Knowledge and experience are different to qualifications or certifications required to practice and should only be included in the role description where they:

  • are needed for successful performance in the role
  • cannot be met by transferable capabilities demonstrated in other roles
  • cannot be developed on the job in a reasonable timeframe.

Merit principles

GSE rule 16 sets out the merit principles that apply to employment in a role in the NSW Public Service.


Mobility is the movement of a government sector employee through assignment, transfer or secondment, including secondments and temporary assignments at a higher or (with the exception of temporary assignment) lower grade or band than the employee’s ongoing employment.

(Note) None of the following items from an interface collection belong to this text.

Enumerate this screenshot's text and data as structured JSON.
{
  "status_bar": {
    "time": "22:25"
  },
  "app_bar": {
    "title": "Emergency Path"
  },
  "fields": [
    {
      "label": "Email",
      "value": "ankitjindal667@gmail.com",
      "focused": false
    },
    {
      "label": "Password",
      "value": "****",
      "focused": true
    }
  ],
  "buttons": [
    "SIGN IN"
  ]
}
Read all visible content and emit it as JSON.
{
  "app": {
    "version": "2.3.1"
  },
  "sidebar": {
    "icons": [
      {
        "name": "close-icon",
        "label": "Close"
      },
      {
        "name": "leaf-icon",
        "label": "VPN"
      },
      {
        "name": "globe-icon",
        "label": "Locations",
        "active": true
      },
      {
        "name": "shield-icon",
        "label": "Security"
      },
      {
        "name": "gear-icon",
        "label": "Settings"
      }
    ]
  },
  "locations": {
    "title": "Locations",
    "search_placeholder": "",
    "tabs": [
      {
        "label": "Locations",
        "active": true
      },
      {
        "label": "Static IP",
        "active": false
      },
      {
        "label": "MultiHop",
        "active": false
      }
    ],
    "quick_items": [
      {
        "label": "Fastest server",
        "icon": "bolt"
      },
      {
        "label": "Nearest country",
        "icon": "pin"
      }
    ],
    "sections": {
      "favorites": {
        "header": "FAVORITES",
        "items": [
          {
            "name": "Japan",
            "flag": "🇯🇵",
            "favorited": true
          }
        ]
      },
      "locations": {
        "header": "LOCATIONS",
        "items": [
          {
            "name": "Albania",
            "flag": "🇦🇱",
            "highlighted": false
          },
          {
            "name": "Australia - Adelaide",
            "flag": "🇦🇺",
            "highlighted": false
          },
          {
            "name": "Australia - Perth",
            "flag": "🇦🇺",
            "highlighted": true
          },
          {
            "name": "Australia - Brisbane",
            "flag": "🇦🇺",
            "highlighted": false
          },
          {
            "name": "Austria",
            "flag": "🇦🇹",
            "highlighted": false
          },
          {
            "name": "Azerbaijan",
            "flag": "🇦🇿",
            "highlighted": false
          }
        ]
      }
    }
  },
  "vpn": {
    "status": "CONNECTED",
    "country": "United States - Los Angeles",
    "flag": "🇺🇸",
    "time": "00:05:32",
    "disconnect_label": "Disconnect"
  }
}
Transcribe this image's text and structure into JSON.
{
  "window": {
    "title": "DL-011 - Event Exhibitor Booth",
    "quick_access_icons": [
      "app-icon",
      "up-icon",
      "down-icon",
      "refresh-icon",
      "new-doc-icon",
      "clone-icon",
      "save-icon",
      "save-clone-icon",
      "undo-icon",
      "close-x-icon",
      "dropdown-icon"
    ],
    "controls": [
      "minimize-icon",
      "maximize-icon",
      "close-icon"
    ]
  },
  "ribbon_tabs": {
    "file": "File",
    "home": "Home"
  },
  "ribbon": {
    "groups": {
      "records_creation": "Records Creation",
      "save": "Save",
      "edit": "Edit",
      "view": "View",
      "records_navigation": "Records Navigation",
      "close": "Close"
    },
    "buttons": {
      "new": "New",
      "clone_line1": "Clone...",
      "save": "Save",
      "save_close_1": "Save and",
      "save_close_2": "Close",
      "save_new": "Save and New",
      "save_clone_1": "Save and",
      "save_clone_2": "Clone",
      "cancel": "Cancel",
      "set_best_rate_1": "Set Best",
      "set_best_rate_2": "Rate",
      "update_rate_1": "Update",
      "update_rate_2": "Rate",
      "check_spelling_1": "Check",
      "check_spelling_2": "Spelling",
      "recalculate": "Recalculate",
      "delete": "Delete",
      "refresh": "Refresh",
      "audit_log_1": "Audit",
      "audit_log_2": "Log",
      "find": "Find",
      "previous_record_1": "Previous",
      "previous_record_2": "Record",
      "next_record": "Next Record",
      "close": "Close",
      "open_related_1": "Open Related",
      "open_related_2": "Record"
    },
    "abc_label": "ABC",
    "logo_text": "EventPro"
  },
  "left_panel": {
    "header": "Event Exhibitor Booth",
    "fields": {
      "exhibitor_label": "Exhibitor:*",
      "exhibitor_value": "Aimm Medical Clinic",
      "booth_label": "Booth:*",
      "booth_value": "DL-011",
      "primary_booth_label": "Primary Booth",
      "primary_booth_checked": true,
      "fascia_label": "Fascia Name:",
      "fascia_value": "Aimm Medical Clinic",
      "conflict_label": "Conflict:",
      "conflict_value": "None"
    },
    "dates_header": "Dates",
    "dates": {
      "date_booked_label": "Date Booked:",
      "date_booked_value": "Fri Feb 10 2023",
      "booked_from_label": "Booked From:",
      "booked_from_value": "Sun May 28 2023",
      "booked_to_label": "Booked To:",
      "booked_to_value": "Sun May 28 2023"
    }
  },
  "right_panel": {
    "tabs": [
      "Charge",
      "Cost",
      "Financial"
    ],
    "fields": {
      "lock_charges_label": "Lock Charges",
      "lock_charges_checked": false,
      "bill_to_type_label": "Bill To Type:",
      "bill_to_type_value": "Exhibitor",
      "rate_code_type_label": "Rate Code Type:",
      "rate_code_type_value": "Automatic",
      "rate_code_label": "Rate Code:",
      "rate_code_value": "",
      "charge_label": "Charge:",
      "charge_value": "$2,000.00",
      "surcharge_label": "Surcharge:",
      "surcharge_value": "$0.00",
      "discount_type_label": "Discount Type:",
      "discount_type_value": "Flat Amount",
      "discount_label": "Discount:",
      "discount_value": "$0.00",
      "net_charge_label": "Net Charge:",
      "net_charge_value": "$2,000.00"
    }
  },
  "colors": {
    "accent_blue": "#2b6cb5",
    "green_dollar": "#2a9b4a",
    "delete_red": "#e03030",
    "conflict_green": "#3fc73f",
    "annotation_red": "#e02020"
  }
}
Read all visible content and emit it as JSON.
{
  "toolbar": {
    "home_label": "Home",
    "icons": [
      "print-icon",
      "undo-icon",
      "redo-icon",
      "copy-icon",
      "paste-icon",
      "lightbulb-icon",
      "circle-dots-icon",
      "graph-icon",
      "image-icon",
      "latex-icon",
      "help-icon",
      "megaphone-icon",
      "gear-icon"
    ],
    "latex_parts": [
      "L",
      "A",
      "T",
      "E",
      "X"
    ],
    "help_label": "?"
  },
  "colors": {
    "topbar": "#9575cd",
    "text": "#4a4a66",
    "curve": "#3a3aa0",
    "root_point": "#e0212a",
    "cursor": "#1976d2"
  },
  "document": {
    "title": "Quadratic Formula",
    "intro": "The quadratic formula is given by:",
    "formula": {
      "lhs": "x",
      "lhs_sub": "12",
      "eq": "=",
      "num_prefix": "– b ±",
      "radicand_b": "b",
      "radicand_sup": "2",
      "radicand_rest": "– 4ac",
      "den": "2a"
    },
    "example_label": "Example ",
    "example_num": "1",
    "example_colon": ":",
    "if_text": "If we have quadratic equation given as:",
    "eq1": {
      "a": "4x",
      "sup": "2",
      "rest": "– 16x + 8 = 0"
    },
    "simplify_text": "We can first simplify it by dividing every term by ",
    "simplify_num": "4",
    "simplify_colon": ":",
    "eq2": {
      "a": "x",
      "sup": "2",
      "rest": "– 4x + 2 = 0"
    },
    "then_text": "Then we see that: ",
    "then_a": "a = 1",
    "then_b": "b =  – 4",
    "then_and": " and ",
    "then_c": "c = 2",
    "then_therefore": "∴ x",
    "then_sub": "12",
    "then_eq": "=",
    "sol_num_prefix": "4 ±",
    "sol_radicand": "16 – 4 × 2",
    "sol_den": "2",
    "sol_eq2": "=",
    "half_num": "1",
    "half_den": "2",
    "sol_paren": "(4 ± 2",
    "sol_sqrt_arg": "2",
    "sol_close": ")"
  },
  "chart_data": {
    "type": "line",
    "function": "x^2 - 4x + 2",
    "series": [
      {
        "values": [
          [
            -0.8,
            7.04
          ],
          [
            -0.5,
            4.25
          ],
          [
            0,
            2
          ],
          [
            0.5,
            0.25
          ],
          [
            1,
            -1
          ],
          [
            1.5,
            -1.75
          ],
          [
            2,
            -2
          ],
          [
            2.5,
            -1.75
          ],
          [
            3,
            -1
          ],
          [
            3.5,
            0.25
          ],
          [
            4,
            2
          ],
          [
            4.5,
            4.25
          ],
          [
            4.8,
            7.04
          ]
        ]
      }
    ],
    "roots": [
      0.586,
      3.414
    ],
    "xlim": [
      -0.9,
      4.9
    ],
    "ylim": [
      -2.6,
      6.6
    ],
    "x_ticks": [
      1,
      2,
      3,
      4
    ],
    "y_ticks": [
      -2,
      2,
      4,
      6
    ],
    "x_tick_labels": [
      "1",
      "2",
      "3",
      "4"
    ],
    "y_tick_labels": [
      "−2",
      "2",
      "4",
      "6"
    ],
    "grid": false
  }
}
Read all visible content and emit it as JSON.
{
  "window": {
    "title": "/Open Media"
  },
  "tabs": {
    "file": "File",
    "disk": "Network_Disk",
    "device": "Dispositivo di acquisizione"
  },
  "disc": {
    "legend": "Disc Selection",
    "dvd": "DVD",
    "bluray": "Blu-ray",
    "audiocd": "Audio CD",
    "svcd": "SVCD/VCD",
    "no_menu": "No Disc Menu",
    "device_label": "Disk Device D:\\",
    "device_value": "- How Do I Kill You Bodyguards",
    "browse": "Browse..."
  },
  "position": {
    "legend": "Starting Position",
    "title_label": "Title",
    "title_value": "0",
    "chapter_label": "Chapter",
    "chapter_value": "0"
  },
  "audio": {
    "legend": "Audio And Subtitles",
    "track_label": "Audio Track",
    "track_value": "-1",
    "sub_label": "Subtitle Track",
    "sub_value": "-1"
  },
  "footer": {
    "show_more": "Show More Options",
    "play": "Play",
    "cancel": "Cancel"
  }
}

Mobility of non-executives

The mobility of non-executive employees refers to their movement to other roles through the following means:

  • Assignment (GSE Act section46) or temporary assignment (GSE rule 11) – movement within the same NSW Public Service agency; and
  • Secondment (GSE Act section64 and GSE Act section66) or transfer (GSE Act section64) – movement to a different government sector agency (including to a different Public Service agency) or between a government sector agency (including a Public Service agency) and an employer outside of the NSW government sector.

See: Assignment to role guideline and Mobility guideline - Transfers and secondments for more information.

Mobility of senior executives

The mobility of senior executive employees refers to their movement to other roles through the following means:

•    Secondment (GSE Act section64 and GSE Act section66) or transfer (GSE Act section64) – movement to a different government sector agency or between a government sector agency and an employer outside of the NSW government sector.

See: Assignment to role guideline and Mobility guideline - Transfers and secondments for more information.

National police check

A national police check (or criminal records check) may be required for employment in the NSW government sector.

Non-executive employment

Non-executive employment in the NSW Public Service may be ongoing employment, temporary employment or casual employment under section 43 of the GSE Act.

Once a non-executive is employed in ongoing or temporary employment in the Public Service they are assigned to a role under section 46 of the GSE Act.

Occupation-specific capabilities

Professional knowledge, skills and abilities required by individuals working in a specific occupational group, which:

  • are transferable between roles in the function, but may have limited transferability to roles in a different functional area; and
  • must be developed to progress within the function.

Ongoing employment

Ongoing employment is employment that continues until the senior executive or non-executive employee resigns or his or her employment is terminated.


A percentile is often used in psychometric testing to standardise raw scores against a comparison group. The percentile indicates the percentage of the comparison group who gained a score at the same level or below that of the individual test-taker. For example, a score that falls at the 70th percentile means that the individual’s score is the same as or higher than the scores of 70% of those who took the test.

Pre-established standards

The pre-established standards for a role refer to the capability, knowledge and experience standards needed to perform the role.


Probation is where a person who is new to the NSW Public Service completes an initial period to ensure they satisfy the requirements for the role in which they are employed.

Public sector

The term public sector usually refers to the government sector, State owned corporations and a range of other quasi-government entities, although as a term of general usage it is not defined in the GSE legislative framework.

Public service

The Public Service is defined in section 20 of the GSE Act and includes departments, executive agencies and separate agencies – see: About the NSW government sector on the PSC website.

Reasonable adjustment

See Workplace adjustment.

Recruitment pool

See ‘Talent pool’.


A resume (or curriculum vitae/CV) is a brief account of a person’s education, qualifications and experience in previous roles.